- The majority of RN to MSN programs award both a bachelor's in the science of nursing (BSN) and MSN; many institutions confer the BSN upon completion of required coursework while others confer both degrees after the completion of BSN and MSN coursework.
- Some RN to MSN programs award the BSN after fulfillment of bachelor's degree requirements.
- Some programs award only the MSN upon completion of the overall dual-degree program coursework.
- Most of the programs are accelerated, meaning that:
- ADN- and hospital diploma-prepared RNs may achieve both the BSN and MSN content in less than three years whereas the traditional pathway (BSN followed by MSN) requires longer for completion.
- RN to MSN students may enroll concurrently in BSN and MSN courses, which are sometimes referred to as "bridge courses."
- RNs must typically hold a valid unencumbered license as a registered nurse in the U.S.
- Some RN to MSN programs require that the RN hold a license in the state in which the college is located.
- Upon enrollment some RN to MSN programs require RNs to have a year of clinical experience; others allow RNs to gain clinical experience while enrolled in the RN to MSN program.
- RN to MSN programs prefer to admit students with strong GPAs. However, some programs provisionally admit students with average GPAs and grant final admission to programs after those students demonstrate performance capabilities by successfully completing coursework.
Transfer of Credits
- Upon admission, RNs transfer up to 60 credits.
- Some RN to MSN programs grant undergraduate (BSN) credits based on RN work experience.
- Some institutions transfer credits for prior learning or work experience such as RN licensure.
MSN Specialty Areas
- Most RN to MSN programs offer two or more specialty areas, sometimes referred to as "tracks."
- The RN to MSN program specialty areas are generally the same as those offered by the college's traditional MSN (BSN to MSN) program, including:
- Clinical Nurse Leader or Specialist
- Nurse Educator
- Leadership and Management (Health Services Administration, etc.)
- Ambulatory Care
- Nurse Practitioner
- Community Health
- Nurse Midwife

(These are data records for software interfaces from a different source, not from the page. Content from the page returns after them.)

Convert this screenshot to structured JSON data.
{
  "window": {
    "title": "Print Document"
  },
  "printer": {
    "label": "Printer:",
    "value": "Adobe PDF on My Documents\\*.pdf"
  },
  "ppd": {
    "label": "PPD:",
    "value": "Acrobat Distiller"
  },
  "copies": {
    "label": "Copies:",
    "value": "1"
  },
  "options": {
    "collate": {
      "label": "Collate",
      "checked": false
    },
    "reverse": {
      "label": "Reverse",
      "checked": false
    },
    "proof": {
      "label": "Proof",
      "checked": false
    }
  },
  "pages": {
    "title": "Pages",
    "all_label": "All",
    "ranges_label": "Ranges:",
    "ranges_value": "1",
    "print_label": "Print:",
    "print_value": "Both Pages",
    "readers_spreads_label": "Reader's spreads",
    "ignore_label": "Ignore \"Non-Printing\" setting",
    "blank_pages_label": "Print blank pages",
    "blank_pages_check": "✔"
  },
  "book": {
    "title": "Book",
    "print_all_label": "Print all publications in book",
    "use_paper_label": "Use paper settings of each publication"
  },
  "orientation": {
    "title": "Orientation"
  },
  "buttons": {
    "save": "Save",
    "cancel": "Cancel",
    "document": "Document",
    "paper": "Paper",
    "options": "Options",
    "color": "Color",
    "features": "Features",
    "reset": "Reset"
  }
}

- Nurse Anesthetist (less likely to be primarily online course delivery)
Duration of Programs
- Part- and full-time options are available in most programs.
- Full-time completion of coursework generally takes 7 to 9 semesters (2-3 years) while part-time study extends the time to achieve the MSN.
- RN to MSN programs are designed for the working RN:
- RNs may continue to fulfill both personal/family and occupational responsibilities and retain earnings while achieving the MSN.
- Most RN to MSN programs offer evening and weekend classes.
- Nearly all RN to MSN programs offer some hybrid course delivery (i.e., a blend of traditional course delivery and courses delivered online).
- Many RN to MSN programs are delivered solely online requiring only a few visits to the campus.
- Out-of-state students may enroll in many of the campuses that offer online course delivery and may complete the majority of the degree requirements from their current locale.
- An average of 60 graduate-level credit hours is required to achieve the MSN.
- Generally, during the first semester/s of study, RN to MSN students complete undergraduate (BSN) coursework.
- In most RN to MSN programs, students complete simultaneously both BSN and MSN courses.
- Most RN to MSN programs offer students academic counseling on past and projected coursework to meet individual needs.
- RN to MSN programs provide access to and encourage applicants and students to communicate with program experts to discuss coursework and other topics related to RN to MSN programs.
* American Association of Colleges of Nursing (AACN), 2011.
Last updated May 2014